Exercise directions: Every record has to be written out exactly, with no line missing.

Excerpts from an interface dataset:

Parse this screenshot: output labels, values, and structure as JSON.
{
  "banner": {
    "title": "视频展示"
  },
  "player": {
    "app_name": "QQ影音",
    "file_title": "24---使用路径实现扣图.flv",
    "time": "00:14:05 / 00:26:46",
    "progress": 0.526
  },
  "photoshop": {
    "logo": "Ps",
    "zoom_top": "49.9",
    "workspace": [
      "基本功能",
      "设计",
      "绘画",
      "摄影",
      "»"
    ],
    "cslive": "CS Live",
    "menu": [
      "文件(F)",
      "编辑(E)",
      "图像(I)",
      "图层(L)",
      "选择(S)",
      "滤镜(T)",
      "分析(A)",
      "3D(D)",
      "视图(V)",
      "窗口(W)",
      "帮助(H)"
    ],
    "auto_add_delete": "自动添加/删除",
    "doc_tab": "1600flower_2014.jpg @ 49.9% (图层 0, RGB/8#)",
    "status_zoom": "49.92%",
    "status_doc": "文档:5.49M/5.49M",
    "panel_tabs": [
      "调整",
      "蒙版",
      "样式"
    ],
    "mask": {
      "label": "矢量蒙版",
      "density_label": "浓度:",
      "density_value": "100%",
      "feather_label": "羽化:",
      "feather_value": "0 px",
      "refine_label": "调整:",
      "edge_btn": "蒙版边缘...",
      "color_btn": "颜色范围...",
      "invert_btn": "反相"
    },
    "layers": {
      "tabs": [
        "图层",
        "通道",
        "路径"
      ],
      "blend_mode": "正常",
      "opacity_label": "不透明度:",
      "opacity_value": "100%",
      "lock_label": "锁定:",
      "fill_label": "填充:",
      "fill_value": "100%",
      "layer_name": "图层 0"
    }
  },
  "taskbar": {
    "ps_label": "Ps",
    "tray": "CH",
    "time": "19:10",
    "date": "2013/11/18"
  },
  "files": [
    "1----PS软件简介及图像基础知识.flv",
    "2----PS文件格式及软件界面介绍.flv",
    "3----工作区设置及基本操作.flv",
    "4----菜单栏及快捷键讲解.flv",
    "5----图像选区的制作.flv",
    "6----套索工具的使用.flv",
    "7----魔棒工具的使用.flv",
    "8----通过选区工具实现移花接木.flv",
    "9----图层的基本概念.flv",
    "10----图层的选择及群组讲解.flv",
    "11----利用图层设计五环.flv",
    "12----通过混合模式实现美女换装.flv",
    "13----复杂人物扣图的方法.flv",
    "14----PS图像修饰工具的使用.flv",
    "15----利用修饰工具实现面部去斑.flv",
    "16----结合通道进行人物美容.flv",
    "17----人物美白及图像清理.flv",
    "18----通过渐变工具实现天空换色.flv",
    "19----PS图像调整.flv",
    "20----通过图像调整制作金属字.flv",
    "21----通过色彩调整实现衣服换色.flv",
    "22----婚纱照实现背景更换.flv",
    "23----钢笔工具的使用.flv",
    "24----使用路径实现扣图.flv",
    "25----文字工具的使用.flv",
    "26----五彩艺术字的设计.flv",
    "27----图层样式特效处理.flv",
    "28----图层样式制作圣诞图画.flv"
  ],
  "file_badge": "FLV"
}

Solution to this task:
Parse this screenshot: output labels, values, and structure as JSON.
{
  "banner": {
    "title": "视频展示"
  },
  "player": {
    "app_name": "QQ影音",
    "file_title": "24---使用路径实现扣图.flv",
    "time": "00:14:05 / 00:26:46",
    "progress": 0.526
  },
  "photoshop": {
    "logo": "Ps",
    "zoom_top": "49.9",
    "workspace": [
      "基本功能",
      "设计",
      "绘画",
      "摄影",
      "»"
    ],
    "cslive": "CS Live",
    "menu": [
      "文件(F)",
      "编辑(E)",
      "图像(I)",
      "图层(L)",
      "选择(S)",
      "滤镜(T)",
      "分析(A)",
      "3D(D)",
      "视图(V)",
      "窗口(W)",
      "帮助(H)"
    ],
    "auto_add_delete": "自动添加/删除",
    "doc_tab": "1600flower_2014.jpg @ 49.9% (图层 0, RGB/8#)",
    "status_zoom": "49.92%",
    "status_doc": "文档:5.49M/5.49M",
    "panel_tabs": [
      "调整",
      "蒙版",
      "样式"
    ],
    "mask": {
      "label": "矢量蒙版",
      "density_label": "浓度:",
      "density_value": "100%",
      "feather_label": "羽化:",
      "feather_value": "0 px",
      "refine_label": "调整:",
      "edge_btn": "蒙版边缘...",
      "color_btn": "颜色范围...",
      "invert_btn": "反相"
    },
    "layers": {
      "tabs": [
        "图层",
        "通道",
        "路径"
      ],
      "blend_mode": "正常",
      "opacity_label": "不透明度:",
      "opacity_value": "100%",
      "lock_label": "锁定:",
      "fill_label": "填充:",
      "fill_value": "100%",
      "layer_name": "图层 0"
    }
  },
  "taskbar": {
    "ps_label": "Ps",
    "tray": "CH",
    "time": "19:10",
    "date": "2013/11/18"
  },
  "files": [
    "1----PS软件简介及图像基础知识.flv",
    "2----PS文件格式及软件界面介绍.flv",
    "3----工作区设置及基本操作.flv",
    "4----菜单栏及快捷键讲解.flv",
    "5----图像选区的制作.flv",
    "6----套索工具的使用.flv",
    "7----魔棒工具的使用.flv",
    "8----通过选区工具实现移花接木.flv",
    "9----图层的基本概念.flv",
    "10----图层的选择及群组讲解.flv",
    "11----利用图层设计五环.flv",
    "12----通过混合模式实现美女换装.flv",
    "13----复杂人物扣图的方法.flv",
    "14----PS图像修饰工具的使用.flv",
    "15----利用修饰工具实现面部去斑.flv",
    "16----结合通道进行人物美容.flv",
    "17----人物美白及图像清理.flv",
    "18----通过渐变工具实现天空换色.flv",
    "19----PS图像调整.flv",
    "20----通过图像调整制作金属字.flv",
    "21----通过色彩调整实现衣服换色.flv",
    "22----婚纱照实现背景更换.flv",
    "23----钢笔工具的使用.flv",
    "24----使用路径实现扣图.flv",
    "25----文字工具的使用.flv",
    "26----五彩艺术字的设计.flv",
    "27----图层样式特效处理.flv",
    "28----图层样式制作圣诞图画.flv"
  ],
  "file_badge": "FLV"
}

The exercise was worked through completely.